> _AIM OF THE EXERCISE_: What you return must match the entries exactly, except that the pictures are gone.

> _GIVEN ENTRIES_:
----------------------------------------

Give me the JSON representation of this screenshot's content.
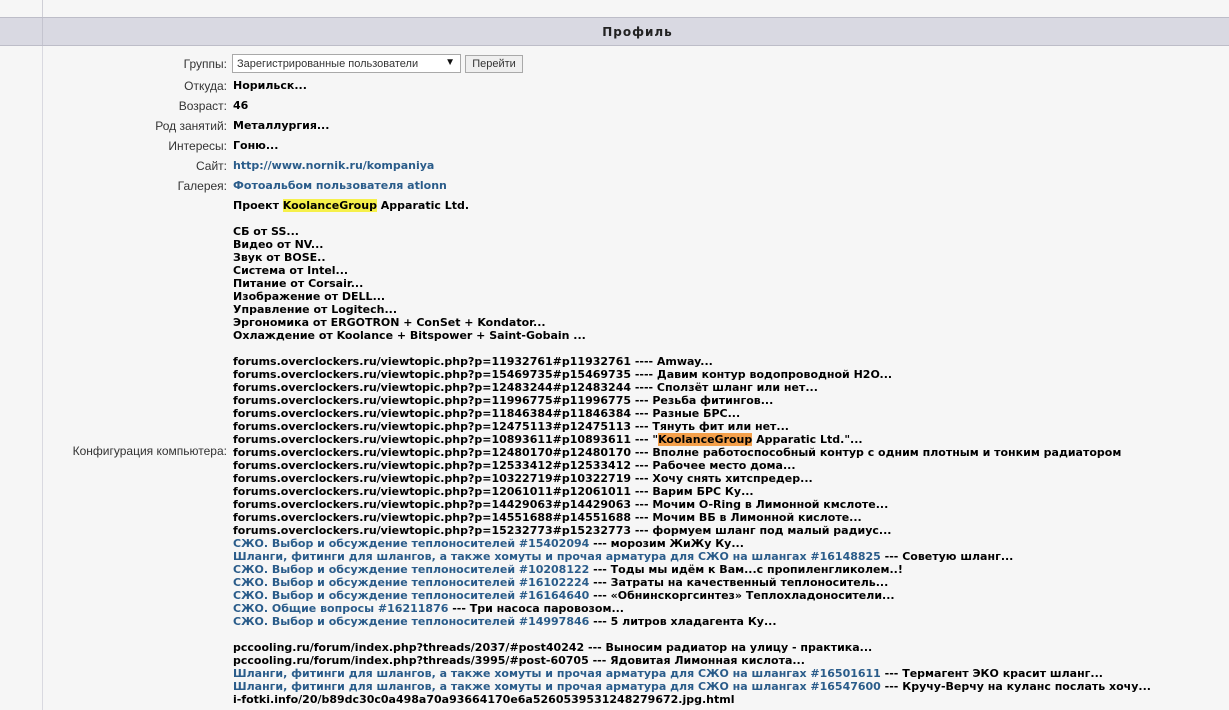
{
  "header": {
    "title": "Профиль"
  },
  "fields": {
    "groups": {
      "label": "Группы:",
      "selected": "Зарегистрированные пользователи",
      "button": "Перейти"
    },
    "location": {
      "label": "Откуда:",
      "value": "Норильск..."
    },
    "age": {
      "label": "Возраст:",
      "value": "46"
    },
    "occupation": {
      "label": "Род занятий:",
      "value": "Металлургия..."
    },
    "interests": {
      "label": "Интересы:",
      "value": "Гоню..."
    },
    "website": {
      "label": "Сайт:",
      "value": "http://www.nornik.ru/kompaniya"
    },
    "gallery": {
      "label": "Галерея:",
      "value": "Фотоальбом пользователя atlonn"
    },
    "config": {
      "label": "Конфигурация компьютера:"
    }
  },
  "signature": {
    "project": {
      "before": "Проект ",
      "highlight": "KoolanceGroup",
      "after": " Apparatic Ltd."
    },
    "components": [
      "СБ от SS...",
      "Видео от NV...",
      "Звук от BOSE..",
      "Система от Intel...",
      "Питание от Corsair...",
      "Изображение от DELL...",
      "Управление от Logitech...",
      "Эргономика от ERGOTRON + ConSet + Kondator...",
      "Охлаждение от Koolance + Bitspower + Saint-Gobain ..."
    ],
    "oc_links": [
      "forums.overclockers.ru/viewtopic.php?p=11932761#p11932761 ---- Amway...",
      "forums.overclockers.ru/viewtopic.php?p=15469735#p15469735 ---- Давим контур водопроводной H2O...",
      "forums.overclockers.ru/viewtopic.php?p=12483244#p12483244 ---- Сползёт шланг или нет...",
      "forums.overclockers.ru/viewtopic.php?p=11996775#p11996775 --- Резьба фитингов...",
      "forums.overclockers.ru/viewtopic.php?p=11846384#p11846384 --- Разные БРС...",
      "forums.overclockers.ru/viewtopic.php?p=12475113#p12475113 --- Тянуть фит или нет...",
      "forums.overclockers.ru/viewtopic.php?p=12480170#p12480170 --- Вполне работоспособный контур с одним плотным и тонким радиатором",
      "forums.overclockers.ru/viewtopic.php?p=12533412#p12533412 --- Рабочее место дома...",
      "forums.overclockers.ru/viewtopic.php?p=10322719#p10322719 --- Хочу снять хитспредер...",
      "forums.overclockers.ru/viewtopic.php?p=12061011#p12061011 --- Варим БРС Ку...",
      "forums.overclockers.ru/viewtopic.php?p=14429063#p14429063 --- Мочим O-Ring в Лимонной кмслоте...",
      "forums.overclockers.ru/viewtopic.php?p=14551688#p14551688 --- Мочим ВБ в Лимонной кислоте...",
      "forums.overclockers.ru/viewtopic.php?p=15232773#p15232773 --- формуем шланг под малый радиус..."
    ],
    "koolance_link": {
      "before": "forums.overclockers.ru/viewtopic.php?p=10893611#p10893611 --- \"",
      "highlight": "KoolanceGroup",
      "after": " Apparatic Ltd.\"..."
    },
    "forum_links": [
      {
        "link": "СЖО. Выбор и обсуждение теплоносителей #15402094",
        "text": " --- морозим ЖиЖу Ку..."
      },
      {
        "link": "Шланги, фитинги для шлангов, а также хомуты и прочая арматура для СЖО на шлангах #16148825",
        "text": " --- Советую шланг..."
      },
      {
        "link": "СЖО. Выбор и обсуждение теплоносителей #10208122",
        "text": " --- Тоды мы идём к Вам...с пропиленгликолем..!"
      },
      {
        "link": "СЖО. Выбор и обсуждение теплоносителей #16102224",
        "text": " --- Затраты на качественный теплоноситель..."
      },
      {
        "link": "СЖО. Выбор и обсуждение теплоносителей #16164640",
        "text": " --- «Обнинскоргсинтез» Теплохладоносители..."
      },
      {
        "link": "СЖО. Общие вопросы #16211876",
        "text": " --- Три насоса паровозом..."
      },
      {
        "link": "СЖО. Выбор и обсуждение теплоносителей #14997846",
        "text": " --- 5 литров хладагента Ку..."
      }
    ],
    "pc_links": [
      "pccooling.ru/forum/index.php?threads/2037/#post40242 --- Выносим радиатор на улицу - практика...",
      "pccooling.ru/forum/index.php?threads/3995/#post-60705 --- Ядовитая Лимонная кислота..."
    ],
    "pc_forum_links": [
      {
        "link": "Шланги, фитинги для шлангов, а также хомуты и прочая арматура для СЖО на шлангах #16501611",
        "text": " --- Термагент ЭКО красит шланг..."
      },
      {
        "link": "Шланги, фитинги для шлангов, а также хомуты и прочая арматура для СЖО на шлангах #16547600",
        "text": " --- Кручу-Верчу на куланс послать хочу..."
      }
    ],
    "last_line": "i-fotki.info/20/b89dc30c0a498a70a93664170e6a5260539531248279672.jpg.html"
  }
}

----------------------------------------

> _TASK ANSWER_:
Give me the JSON representation of this screenshot's content.
{
  "header": {
    "title": "Профиль"
  },
  "fields": {
    "groups": {
      "label": "Группы:",
      "selected": "Зарегистрированные пользователи",
      "button": "Перейти"
    },
    "location": {
      "label": "Откуда:",
      "value": "Норильск..."
    },
    "age": {
      "label": "Возраст:",
      "value": "46"
    },
    "occupation": {
      "label": "Род занятий:",
      "value": "Металлургия..."
    },
    "interests": {
      "label": "Интересы:",
      "value": "Гоню..."
    },
    "website": {
      "label": "Сайт:",
      "value": "http://www.nornik.ru/kompaniya"
    },
    "gallery": {
      "label": "Галерея:",
      "value": "Фотоальбом пользователя atlonn"
    },
    "config": {
      "label": "Конфигурация компьютера:"
    }
  },
  "signature": {
    "project": {
      "before": "Проект ",
      "highlight": "KoolanceGroup",
      "after": " Apparatic Ltd."
    },
    "components": [
      "СБ от SS...",
      "Видео от NV...",
      "Звук от BOSE..",
      "Система от Intel...",
      "Питание от Corsair...",
      "Изображение от DELL...",
      "Управление от Logitech...",
      "Эргономика от ERGOTRON + ConSet + Kondator...",
      "Охлаждение от Koolance + Bitspower + Saint-Gobain ..."
    ],
    "oc_links": [
      "forums.overclockers.ru/viewtopic.php?p=11932761#p11932761 ---- Amway...",
      "forums.overclockers.ru/viewtopic.php?p=15469735#p15469735 ---- Давим контур водопроводной H2O...",
      "forums.overclockers.ru/viewtopic.php?p=12483244#p12483244 ---- Сползёт шланг или нет...",
      "forums.overclockers.ru/viewtopic.php?p=11996775#p11996775 --- Резьба фитингов...",
      "forums.overclockers.ru/viewtopic.php?p=11846384#p11846384 --- Разные БРС...",
      "forums.overclockers.ru/viewtopic.php?p=12475113#p12475113 --- Тянуть фит или нет...",
      "forums.overclockers.ru/viewtopic.php?p=12480170#p12480170 --- Вполне работоспособный контур с одним плотным и тонким радиатором",
      "forums.overclockers.ru/viewtopic.php?p=12533412#p12533412 --- Рабочее место дома...",
      "forums.overclockers.ru/viewtopic.php?p=10322719#p10322719 --- Хочу снять хитспредер...",
      "forums.overclockers.ru/viewtopic.php?p=12061011#p12061011 --- Варим БРС Ку...",
      "forums.overclockers.ru/viewtopic.php?p=14429063#p14429063 --- Мочим O-Ring в Лимонной кмслоте...",
      "forums.overclockers.ru/viewtopic.php?p=14551688#p14551688 --- Мочим ВБ в Лимонной кислоте...",
      "forums.overclockers.ru/viewtopic.php?p=15232773#p15232773 --- формуем шланг под малый радиус..."
    ],
    "koolance_link": {
      "before": "forums.overclockers.ru/viewtopic.php?p=10893611#p10893611 --- \"",
      "highlight": "KoolanceGroup",
      "after": " Apparatic Ltd.\"..."
    },
    "forum_links": [
      {
        "link": "СЖО. Выбор и обсуждение теплоносителей #15402094",
        "text": " --- морозим ЖиЖу Ку..."
      },
      {
        "link": "Шланги, фитинги для шлангов, а также хомуты и прочая арматура для СЖО на шлангах #16148825",
        "text": " --- Советую шланг..."
      },
      {
        "link": "СЖО. Выбор и обсуждение теплоносителей #10208122",
        "text": " --- Тоды мы идём к Вам...с пропиленгликолем..!"
      },
      {
        "link": "СЖО. Выбор и обсуждение теплоносителей #16102224",
        "text": " --- Затраты на качественный теплоноситель..."
      },
      {
        "link": "СЖО. Выбор и обсуждение теплоносителей #16164640",
        "text": " --- «Обнинскоргсинтез» Теплохладоносители..."
      },
      {
        "link": "СЖО. Общие вопросы #16211876",
        "text": " --- Три насоса паровозом..."
      },
      {
        "link": "СЖО. Выбор и обсуждение теплоносителей #14997846",
        "text": " --- 5 литров хладагента Ку..."
      }
    ],
    "pc_links": [
      "pccooling.ru/forum/index.php?threads/2037/#post40242 --- Выносим радиатор на улицу - практика...",
      "pccooling.ru/forum/index.php?threads/3995/#post-60705 --- Ядовитая Лимонная кислота..."
    ],
    "pc_forum_links": [
      {
        "link": "Шланги, фитинги для шлангов, а также хомуты и прочая арматура для СЖО на шлангах #16501611",
        "text": " --- Термагент ЭКО красит шланг..."
      },
      {
        "link": "Шланги, фитинги для шлангов, а также хомуты и прочая арматура для СЖО на шлангах #16547600",
        "text": " --- Кручу-Верчу на куланс послать хочу..."
      }
    ],
    "last_line": "i-fotki.info/20/b89dc30c0a498a70a93664170e6a5260539531248279672.jpg.html"
  }
}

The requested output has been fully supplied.